A domestic violence restraining order is a court order issued in a domestic violence case. This order directs an individual to refrain from contacting, harassing, threatening, or harming the victim. A Domestic Violence Restraining Order (DVRO) applies only to persons who share or have shared an intimate relationship. The person seeking a protective order must have been subjected to a credible threat of physical violence or experienced actual physical violence.
Governor Newsom first declared a state of emergency on March 4, 2020, to help the government act quickly during the COVID-19 pandemic. In April of 2020, California issued emergency rules that extend existing domestic violence restraining orders in criminal and family law cases. Emergency protection orders were extended for up to 30 days. Temporary restraining orders and permanent domestic violence restraining orders were both extended for up to 90 days.
The exact terms and conditions of a restraining order vary from case to case. Judges in a domestic violence criminal case will impose restraining orders provided that the person seeking the restraining order proves that someone has abused or threatened to abuse them or their minor child, and the alleged abuser is an intimate partner or a first- or second-degree relative. Note that a person seeking an order does not have to show that he or she suffered actual physical harm.
California Penal Code § 273.6 PC makes it a misdemeanor offense to violate a restraining order, protective order, or stay-away order. Assuming a legal restraining order is issued, the prosecution must prove that the defendant knew of the restraining order and intentionally acted in violation of the restraining order.
A Restraining Order can direct another person to:
- Not contact or go near you, your children, your relatives, pets, or others who live with you;
- Stay away from your home, work, or the schools that your children attend;
- Move out of your house;
- Pay bills;
- Not possess a gun;
- Follow child custody and visitation orders;
- Pay child support;
- Pay spousal or partner support;
- attend a 52-week batterer intervention program; and
- Release or return certain property.

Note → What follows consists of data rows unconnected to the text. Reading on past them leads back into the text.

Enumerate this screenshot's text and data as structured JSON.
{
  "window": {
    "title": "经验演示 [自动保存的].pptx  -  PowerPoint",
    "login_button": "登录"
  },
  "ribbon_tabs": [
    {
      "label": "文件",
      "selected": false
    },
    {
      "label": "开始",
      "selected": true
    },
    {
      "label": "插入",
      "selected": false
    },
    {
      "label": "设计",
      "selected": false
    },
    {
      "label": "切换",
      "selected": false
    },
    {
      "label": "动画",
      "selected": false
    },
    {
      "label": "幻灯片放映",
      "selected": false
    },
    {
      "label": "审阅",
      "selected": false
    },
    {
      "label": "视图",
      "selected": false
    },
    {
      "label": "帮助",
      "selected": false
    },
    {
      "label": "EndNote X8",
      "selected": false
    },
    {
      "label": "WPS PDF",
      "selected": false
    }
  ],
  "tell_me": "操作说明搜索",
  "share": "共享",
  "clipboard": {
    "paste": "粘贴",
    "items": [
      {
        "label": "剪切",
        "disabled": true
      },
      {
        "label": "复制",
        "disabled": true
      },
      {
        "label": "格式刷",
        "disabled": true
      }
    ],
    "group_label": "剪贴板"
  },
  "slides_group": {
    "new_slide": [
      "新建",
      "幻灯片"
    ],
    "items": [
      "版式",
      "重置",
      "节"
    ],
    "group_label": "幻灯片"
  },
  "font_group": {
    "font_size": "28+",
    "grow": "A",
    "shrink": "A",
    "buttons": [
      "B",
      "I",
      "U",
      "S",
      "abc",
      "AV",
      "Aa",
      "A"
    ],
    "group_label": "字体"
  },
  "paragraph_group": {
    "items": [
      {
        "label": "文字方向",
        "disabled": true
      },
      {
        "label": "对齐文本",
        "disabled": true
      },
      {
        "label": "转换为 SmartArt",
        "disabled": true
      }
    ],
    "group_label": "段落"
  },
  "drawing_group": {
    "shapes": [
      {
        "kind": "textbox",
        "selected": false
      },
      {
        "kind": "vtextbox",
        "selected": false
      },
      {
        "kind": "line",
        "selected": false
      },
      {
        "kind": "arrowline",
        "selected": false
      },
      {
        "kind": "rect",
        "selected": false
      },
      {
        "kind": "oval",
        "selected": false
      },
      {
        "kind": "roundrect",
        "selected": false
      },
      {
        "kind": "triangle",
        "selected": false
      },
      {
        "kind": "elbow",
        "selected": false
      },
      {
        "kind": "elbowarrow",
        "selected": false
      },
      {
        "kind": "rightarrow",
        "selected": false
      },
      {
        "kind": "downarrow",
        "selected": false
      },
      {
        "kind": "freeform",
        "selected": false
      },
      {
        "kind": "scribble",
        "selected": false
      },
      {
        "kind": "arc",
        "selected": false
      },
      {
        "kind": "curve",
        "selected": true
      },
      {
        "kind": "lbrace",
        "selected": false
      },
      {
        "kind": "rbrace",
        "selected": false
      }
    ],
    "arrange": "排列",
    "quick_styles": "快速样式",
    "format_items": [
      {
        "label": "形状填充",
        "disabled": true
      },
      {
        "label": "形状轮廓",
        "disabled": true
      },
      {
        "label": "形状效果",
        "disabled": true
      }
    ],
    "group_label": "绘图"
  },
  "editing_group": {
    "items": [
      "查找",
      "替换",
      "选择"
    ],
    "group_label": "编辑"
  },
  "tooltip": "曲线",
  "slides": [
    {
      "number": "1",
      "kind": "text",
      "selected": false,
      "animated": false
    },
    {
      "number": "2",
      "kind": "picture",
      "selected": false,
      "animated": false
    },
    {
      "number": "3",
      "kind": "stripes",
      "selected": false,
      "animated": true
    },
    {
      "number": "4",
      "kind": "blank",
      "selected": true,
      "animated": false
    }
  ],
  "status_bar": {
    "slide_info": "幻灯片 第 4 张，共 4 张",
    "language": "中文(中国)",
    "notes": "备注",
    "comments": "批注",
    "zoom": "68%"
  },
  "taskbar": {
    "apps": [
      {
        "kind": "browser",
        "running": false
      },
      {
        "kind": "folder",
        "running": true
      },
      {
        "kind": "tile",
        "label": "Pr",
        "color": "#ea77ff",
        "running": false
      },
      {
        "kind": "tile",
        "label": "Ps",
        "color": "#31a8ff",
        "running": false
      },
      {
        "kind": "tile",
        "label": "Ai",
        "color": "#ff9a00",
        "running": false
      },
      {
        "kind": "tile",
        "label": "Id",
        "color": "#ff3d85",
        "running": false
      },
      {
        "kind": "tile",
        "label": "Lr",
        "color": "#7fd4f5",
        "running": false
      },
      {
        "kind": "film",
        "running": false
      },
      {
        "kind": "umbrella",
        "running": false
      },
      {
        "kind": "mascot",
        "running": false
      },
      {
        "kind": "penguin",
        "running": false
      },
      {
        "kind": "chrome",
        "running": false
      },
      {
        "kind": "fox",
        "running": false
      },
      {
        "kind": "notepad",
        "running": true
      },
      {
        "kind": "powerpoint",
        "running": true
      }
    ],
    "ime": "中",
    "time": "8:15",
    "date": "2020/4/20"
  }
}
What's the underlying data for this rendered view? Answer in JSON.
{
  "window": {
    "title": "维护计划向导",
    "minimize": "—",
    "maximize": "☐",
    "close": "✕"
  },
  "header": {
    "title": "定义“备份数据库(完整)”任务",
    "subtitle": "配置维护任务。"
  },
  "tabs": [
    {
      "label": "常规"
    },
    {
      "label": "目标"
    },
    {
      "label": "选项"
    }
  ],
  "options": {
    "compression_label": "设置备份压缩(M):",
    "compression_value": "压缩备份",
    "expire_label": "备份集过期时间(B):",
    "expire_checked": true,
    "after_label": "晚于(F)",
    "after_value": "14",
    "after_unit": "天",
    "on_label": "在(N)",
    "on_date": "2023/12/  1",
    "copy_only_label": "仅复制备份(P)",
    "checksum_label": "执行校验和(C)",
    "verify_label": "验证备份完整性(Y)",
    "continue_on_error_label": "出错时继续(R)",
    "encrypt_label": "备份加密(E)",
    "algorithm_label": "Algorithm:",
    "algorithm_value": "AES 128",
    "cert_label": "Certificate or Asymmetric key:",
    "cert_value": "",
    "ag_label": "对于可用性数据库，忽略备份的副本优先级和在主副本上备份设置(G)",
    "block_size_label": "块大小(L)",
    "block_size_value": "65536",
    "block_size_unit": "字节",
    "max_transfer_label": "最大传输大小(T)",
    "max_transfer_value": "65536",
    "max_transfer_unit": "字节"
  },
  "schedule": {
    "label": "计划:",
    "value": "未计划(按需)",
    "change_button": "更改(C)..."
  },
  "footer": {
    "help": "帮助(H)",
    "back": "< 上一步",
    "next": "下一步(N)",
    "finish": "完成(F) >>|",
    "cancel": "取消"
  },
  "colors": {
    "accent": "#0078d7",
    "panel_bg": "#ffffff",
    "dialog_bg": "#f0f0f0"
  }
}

Restraining orders are often issued after a person is charged with a domestic violence offense such as domestic battery under California Penal Code § 243(e) or inflicting corporal injury on an intimate partner under California Penal Code § 273.5 PC. Thus, situations may exist when a restraining order is effective and the underlying charges of the crime that precipitated the order are dismissed. Note that the restraining order may be dismissed but it also may remain in effect. Dismissal of the charge does not automatically revoke the restraining order.
John Patrick Dolan is a California State Bar Certified Specialist in Criminal Law, the highest achievement awarded by the State Bar of California to attorneys in the field of criminal law. The advice, guidance, and representation of experienced criminal defense counsel may be crucial to achieving the best possible result in any criminal matter. John Patrick Dolan has forty years of criminal defense experience. Contact Dolan Law Offices today at 760-775-3739 or 562-824-4007 to discuss your situation or find out more online here.